_YOUR INSTRUCTIONS_: The lines you need are those holding the word "label"; pull them from the material.

-- Opening Marker --

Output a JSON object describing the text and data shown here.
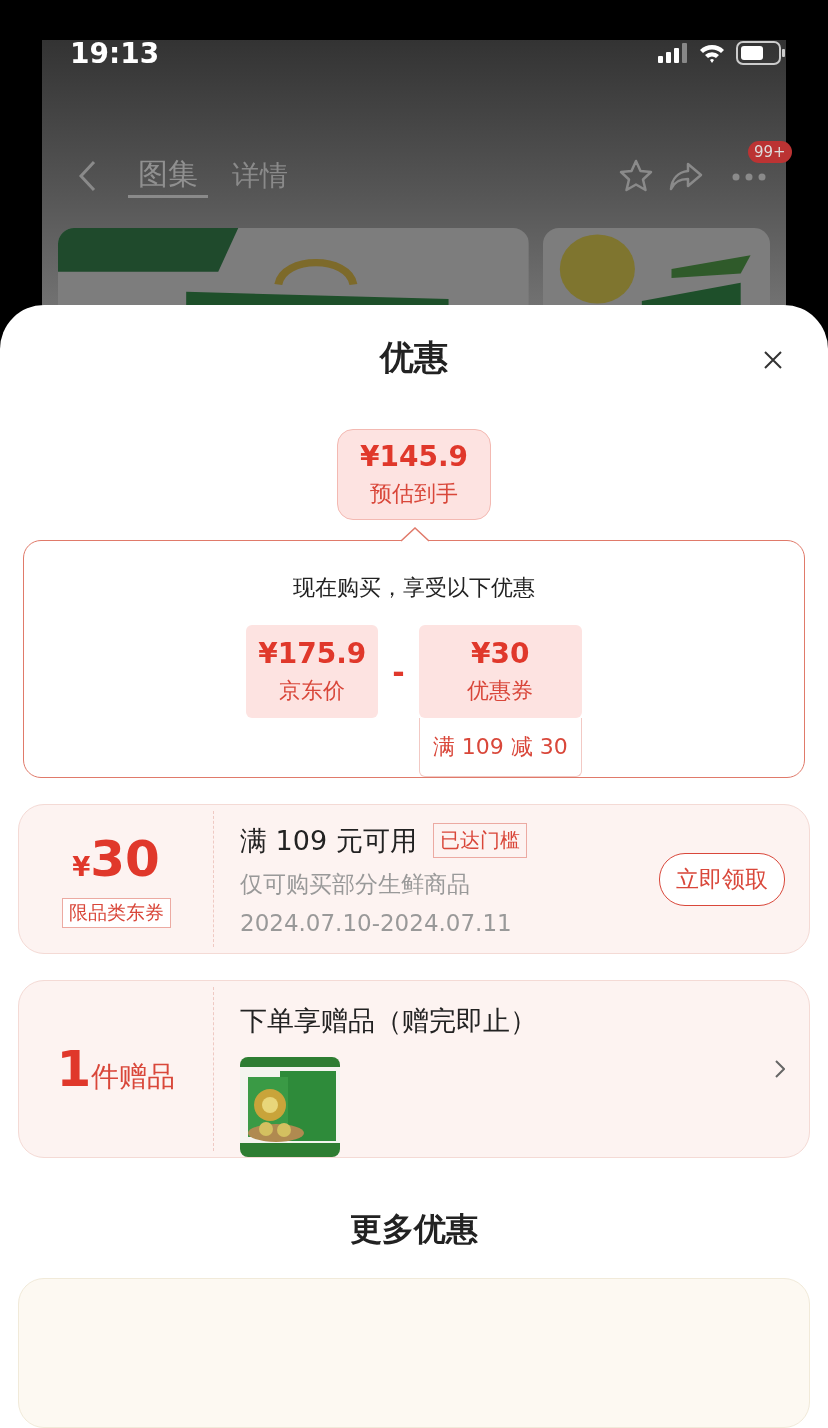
{
  "status_bar": {
    "time": "19:13"
  },
  "nav": {
    "tabs": [
      {
        "label": "图集",
        "selected": true
      },
      {
        "label": "详情",
        "selected": false
      }
    ],
    "badge": "99+"
  },
  "sheet": {
    "title": "优惠",
    "estimate": {
      "price": "¥145.9",
      "label": "预估到手"
    },
    "breakdown": {
      "heading": "现在购买，享受以下优惠",
      "operator": "-",
      "items": [
        {
          "price": "¥175.9",
          "label": "京东价"
        },
        {
          "price": "¥30",
          "label": "优惠券",
          "note": "满 109 减 30"
        }
      ]
    },
    "offers": [
      {
        "kind": "coupon",
        "currency": "¥",
        "amount": "30",
        "tag": "限品类东券",
        "title": "满 109 元可用",
        "badge": "已达门槛",
        "desc": "仅可购买部分生鲜商品",
        "dates": "2024.07.10-2024.07.11",
        "action": "立即领取"
      },
      {
        "kind": "gift",
        "count": "1",
        "unit": "件赠品",
        "title": "下单享赠品（赠完即止）"
      }
    ],
    "more_title": "更多优惠"
  }
}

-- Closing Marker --

_RESULT_:
        "label": "图集",
        "label": "详情",
      "label": "预估到手"
          "label": "京东价"
          "label": "优惠券",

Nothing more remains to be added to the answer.